Proposition 1:$$\sum_{k=1}^{N}\sqrt{k}\in\left(\frac{2}{3}N\sqrt{N},\frac{4N+3}{6}N\sqrt{N}\right).$$ Proof: Let $$S=\sum_{k=1}^{N}\sqrt{k}$$ using Abel's summation and the bound $t-1\leq\left\lfloor t\right\rfloor \leq t$ we have $$S=N\sqrt{N}-\int_{1}^{N}\frac{\left\lfloor t\right\rfloor }{t}dt>\frac{2}{3}N\sqrt{N}$$ $$S<\frac{4N+3}{6}N\sqrt{N}.\square$$ The second thing we need is the Rosser's theorem and the last thing is the bound $p_{n}<n\log\left(n\right)+n\log\left(\log\left(n\right)\right),n>5$. Now we can study our sum.
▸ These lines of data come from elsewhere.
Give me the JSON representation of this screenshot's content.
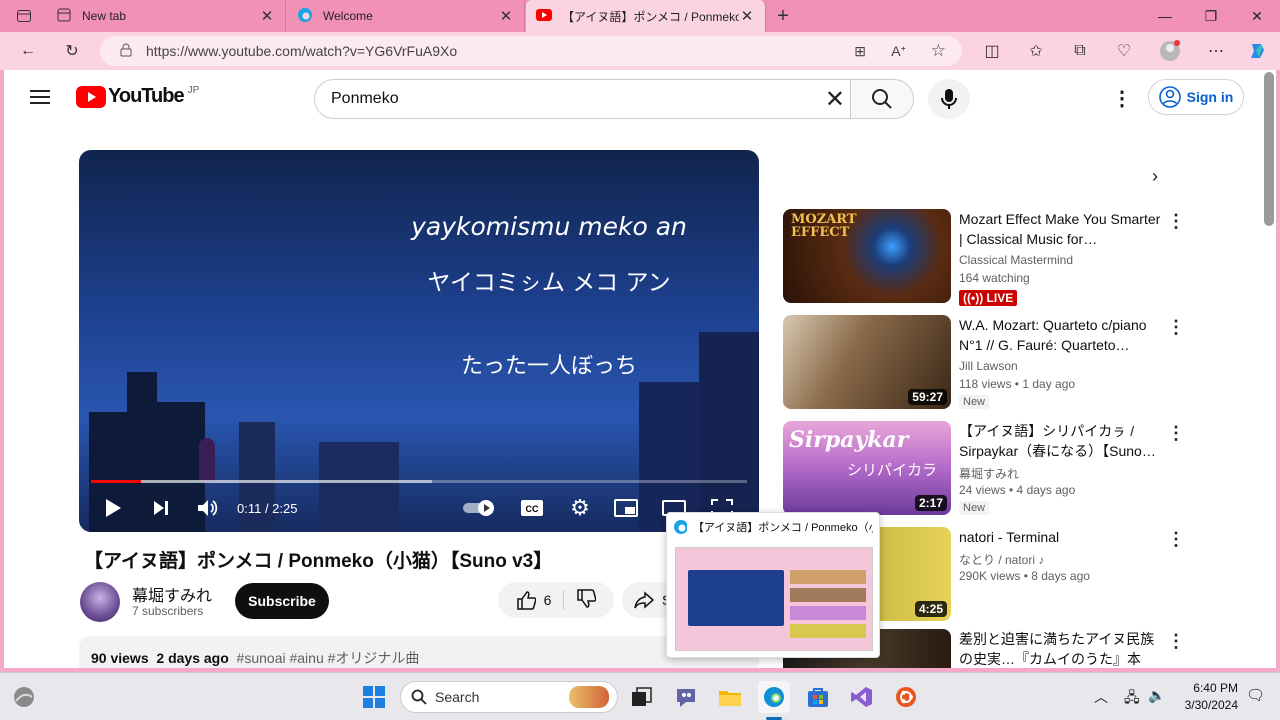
{
  "browser": {
    "tabs": [
      {
        "title": "New tab"
      },
      {
        "title": "Welcome"
      },
      {
        "title": "【アイヌ語】ポンメコ / Ponmeko（小猫）"
      }
    ],
    "url": "https://www.youtube.com/watch?v=YG6VrFuA9Xo"
  },
  "yt": {
    "logo": "YouTube",
    "region": "JP",
    "search_value": "Ponmeko",
    "signin": "Sign in"
  },
  "player": {
    "lyric1": "yaykomismu meko an",
    "lyric2": "ヤイコミㇱム メコ アン",
    "lyric3": "たった一人ぼっち",
    "time": "0:11 / 2:25",
    "progress": 0.076
  },
  "video": {
    "title": "【アイヌ語】ポンメコ / Ponmeko（小猫）【Suno v3】",
    "channel": "幕堀すみれ",
    "subscribers": "7 subscribers",
    "subscribe": "Subscribe",
    "likes": "6",
    "share": "S",
    "views": "90 views",
    "date": "2 days ago",
    "tags": "#sunoai #ainu #オリジナル曲"
  },
  "recs": [
    {
      "title": "Mozart Effect Make You Smarter | Classical Music for…",
      "channel": "Classical Mastermind",
      "meta": "164 watching",
      "live": "LIVE",
      "thumb_text": "MOZART EFFECT"
    },
    {
      "title": "W.A. Mozart: Quarteto c/piano N°1 // G. Fauré: Quarteto…",
      "channel": "Jill Lawson",
      "meta": "118 views  • 1 day ago",
      "badge": "New",
      "duration": "59:27"
    },
    {
      "title": "【アイヌ語】シリパイカㇻ / Sirpaykar（春になる）【Suno…",
      "channel": "幕堀すみれ",
      "meta": "24 views  • 4 days ago",
      "badge": "New",
      "duration": "2:17",
      "thumb_text": "Sirpaykar",
      "thumb_sub": "シリパイカラ"
    },
    {
      "title": "natori - Terminal",
      "channel": "なとり / natori ♪",
      "meta": "290K views  • 8 days ago",
      "duration": "4:25"
    },
    {
      "title": "差別と迫害に満ちたアイヌ民族の史実…『カムイのうた』本予…",
      "channel": "",
      "meta": ""
    }
  ],
  "preview": {
    "title": "【アイヌ語】ポンメコ / Ponmeko（小猫）"
  },
  "taskbar": {
    "search": "Search",
    "time": "6:40 PM",
    "date": "3/30/2024"
  }
}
We have, using partial summation, $$\sum_{i\leq n}\left\lfloor \sqrt{p_{i}}\right\rfloor \leq\sum_{i\leq n}\sqrt{p_{i}}=n\sqrt{p_{n}}-\sum_{i=1}^{n-1}i\left(\sqrt{p_{i+1}}-\sqrt{p_{i}}\right)$$ $$=n\sqrt{p_{n}}-\sum_{i=1}^{n-1}i\left(\frac{p_{i+1}-p_{i}}{\sqrt{p_{i+1}}+\sqrt{p_{i}}}\right)\leq n\sqrt{p_{n}}-\sum_{i=1}^{n-1}\frac{i}{\sqrt{p_{i}}}$$ $$<n\sqrt{p_{n}}-\sum_{i=2}^{n-1}\sqrt{\frac{i}{\log\left(i\right)}}\leq n\sqrt{p_{n}}-\frac{1}{\sqrt{\log\left(2\right)}}\frac{2}{3}\left(n-1\right)\sqrt{n-1}+1$$ $$\color{red}{<n\sqrt{n\log\left(n\right)+n\log\left(\log\left(n\right)\right)}-\frac{2\left(n-1\right)\sqrt{n-1}}{3\sqrt{\log\left(2\right)}}+1},\, n>5.$$

• Why the downvote? A downvote without a comment is quite unconstructive. – Marco Cantarini Jul 6 '16 at 13:04
• I upvoted your answer not sure about the reason why somebody downvoted. Thank you for the calculation, it is very appreciated! – iadvd Jul 6 '16 at 14:15
• I have added a graph with the solutions, yours is what I was looking for, to be able to confirm that the bound is under $\sum_{i=1}^{n}i=\frac{n \cdot (n+1)}{2}$. Thank you again! – iadvd Jul 7 '16 at 0:02
• @iadvd You're welcome. – Marco Cantarini Jul 7 '16 at 7:46